4) What is ‘commercial fiction’?
I’ve objected before to the tenuous and limiting distinctions drawn between genre fiction and literary fiction. I chose, with some difficulty, to note the categories of literary, SFF, graphic novels, YA, crime/thriller, historical fiction and then… commercial. So-called ‘women’s commercial fiction’ is generally thought of in publishing as a sub-category of commercial fiction, the industry’s respectful term for romance-based sagas and everything else written by a woman about familial and sexual relationships unfortunate enough to get dismissed as a romance-based saga.

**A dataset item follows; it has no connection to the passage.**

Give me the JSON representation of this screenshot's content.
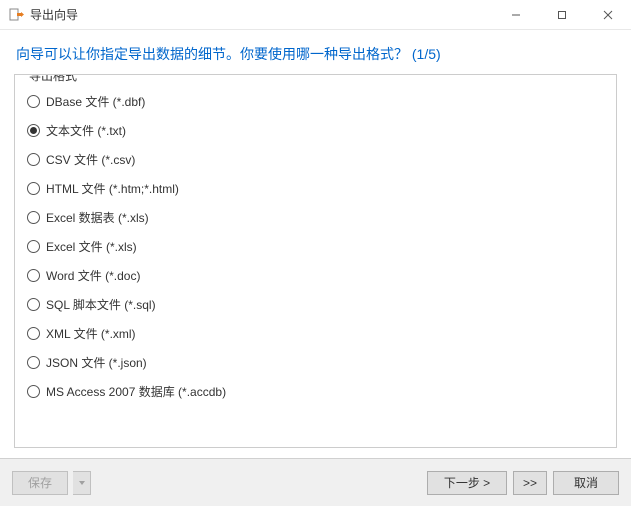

Yet I realised, going through my data, that ‘women’s commercial fiction’ constituted absolutely everything in my ‘commercial fiction’ column. The only exception was Jeffrey Archer, who wrote poorly received political thrillers at a prodigious rate several decades ago. That sub-genre seems to have gone out of fashion, in favour of crime/mystery thrillers on the one hand, and the new ‘psychological’ thrillers (Gone Girl, etc) on the other. English-language crime fiction suffers no shortage of female authors, and they’ve dominated the tellingly labelled ‘domestic thriller’ market. So what, if anything, would be ‘men’s commercial fiction’? My failure to find an answer within my ‘research’ only strengthened my belief that labels have been created to marginalise certain types of narrative and author in the UK market. This question of gender is something I plan to discuss relatively soon.
When I began this ‘study’, I had no idea if it would give me anything to talk about. The above are the four points that stood out for me. Perhaps they haven’t told us anything we didn’t already know, but they might inspire future posts. James Daunt, founder of Daunt Books and current MD of Waterstones, told me that he judges a bookshop’s success by whether or not it attracts cabbies. His business has been built on keeping his ear to the ground, by interesting himself in what ordinary Londoners are reading, and I do feel that the Tube, a peculiar sardine tin of self-entertainers, can teach us something. After all, Books on the Underground has been running for far longer than hostels have had take-one-leave-one shelves. Poems on the Underground is one of the city’s most accessible free cultural programmes, reaching millions of readers a day and inspiring similar projects in San Francisco, Barcelona, Shanghai, St Petersburg and many other metropolises. For most commuters, it may be the only poetry they encounter in 2016. And I’ll continue to enjoy that little warmth of recognition as I note that one in 211 Tube readers with an anthology of Chinese poetry.